Orion is perhaps the most well-known winter star pattern, but the Lake District gives us the rarest of opportunity to see some of the lesser-known celestial delights. There’s climbing a mountain to reach England’s rooftop to sit amongst the stars and capture the rarest of photos – a snap of our sister galaxy, Andromeda.
Deep within Grizedale Forest, you are well protected from light pollution giving a once-in-a-lifetime opportunity to witness all sorts of heavenly sights, such as Mercury in transit or Jupiter’s moons and even the famous Aurora. Or, there’s spotting the Winter Hexagon or Polaris from the otherworldly location of Castlerigg Stone Circle, one of the earliest in Britain and is thought to be an ancient astronomical observatory. There are lots of different ways to plan a holiday around stargazing.

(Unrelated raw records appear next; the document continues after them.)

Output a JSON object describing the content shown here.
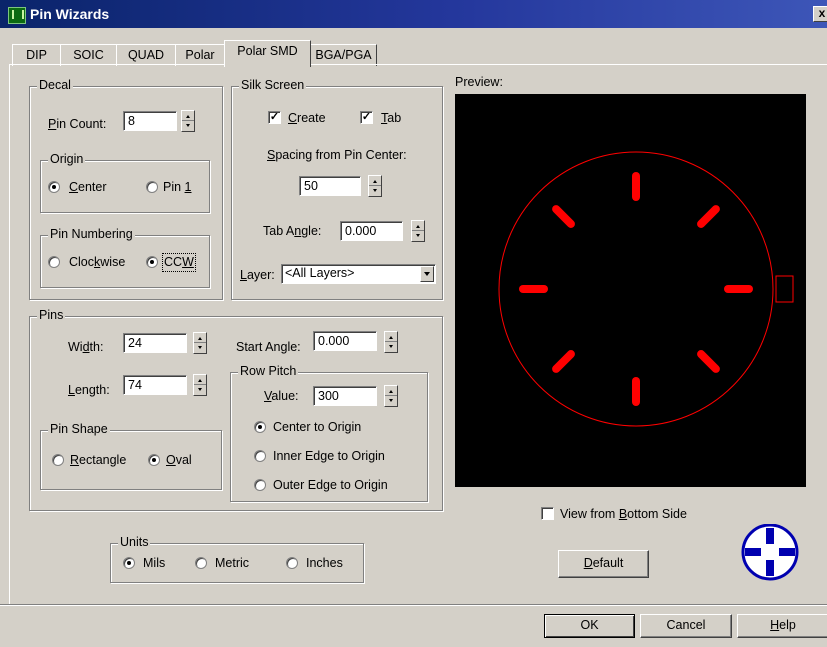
{
  "window": {
    "title": "Pin Wizards",
    "close_label": "x"
  },
  "tabs": [
    "DIP",
    "SOIC",
    "QUAD",
    "Polar",
    "Polar SMD",
    "BGA/PGA"
  ],
  "selected_tab": "Polar SMD",
  "decal": {
    "label": "Decal",
    "pin_count_label": "Pin Count:",
    "pin_count": "8",
    "origin": {
      "label": "Origin",
      "options": [
        "Center",
        "Pin 1"
      ],
      "selected": "Center"
    },
    "pin_numbering": {
      "label": "Pin Numbering",
      "options": [
        "Clockwise",
        "CCW"
      ],
      "selected": "CCW"
    }
  },
  "silk_screen": {
    "label": "Silk Screen",
    "create_label": "Create",
    "create_checked": true,
    "tab_label": "Tab",
    "tab_checked": true,
    "spacing_label": "Spacing from Pin Center:",
    "spacing": "50",
    "tab_angle_label": "Tab Angle:",
    "tab_angle": "0.000",
    "layer_label": "Layer:",
    "layer": "<All Layers>"
  },
  "pins": {
    "label": "Pins",
    "width_label": "Width:",
    "width": "24",
    "length_label": "Length:",
    "length": "74",
    "start_angle_label": "Start Angle:",
    "start_angle": "0.000",
    "pin_shape": {
      "label": "Pin Shape",
      "options": [
        "Rectangle",
        "Oval"
      ],
      "selected": "Oval"
    },
    "row_pitch": {
      "label": "Row Pitch",
      "value_label": "Value:",
      "value": "300",
      "options": [
        "Center to Origin",
        "Inner Edge to Origin",
        "Outer Edge to Origin"
      ],
      "selected": "Center to Origin"
    }
  },
  "units": {
    "label": "Units",
    "options": [
      "Mils",
      "Metric",
      "Inches"
    ],
    "selected": "Mils"
  },
  "preview": {
    "label": "Preview:",
    "background": "#000000",
    "outline_color": "#ff0000",
    "pad_color": "#ff0000",
    "pin_count": 8,
    "view_bottom_label": "View from Bottom Side",
    "view_bottom_checked": false
  },
  "buttons": {
    "default": "Default",
    "ok": "OK",
    "cancel": "Cancel",
    "help": "Help"
  },
  "icons": {
    "nav": "crosshair-navigation-icon",
    "app": "pin-wizard-app-icon"
  }
}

Here in the UK, we have some of the largest ‘dark sky reserves’ in Europe. Hopefully soon to be added to the list of four official UK dark sky reserves is the Lake District. Awarded by the International Dark Sky Association, this accolade is no easy feat especially with light pollution increasing, rising by 2% every year for the last four years, sadly. The protection of rural areas with ‘dark sky status’ preserves mankind’s oldest natural wonder that is the starry night sky – a natural phenomenon that 85% of the UK may no longer see at home. It’s not just humans that miss out – 50% of animals in the UK are nocturnal, relying on the night sky for their feeding and breeding patterns.
Night photography is possible even with some very basic kit.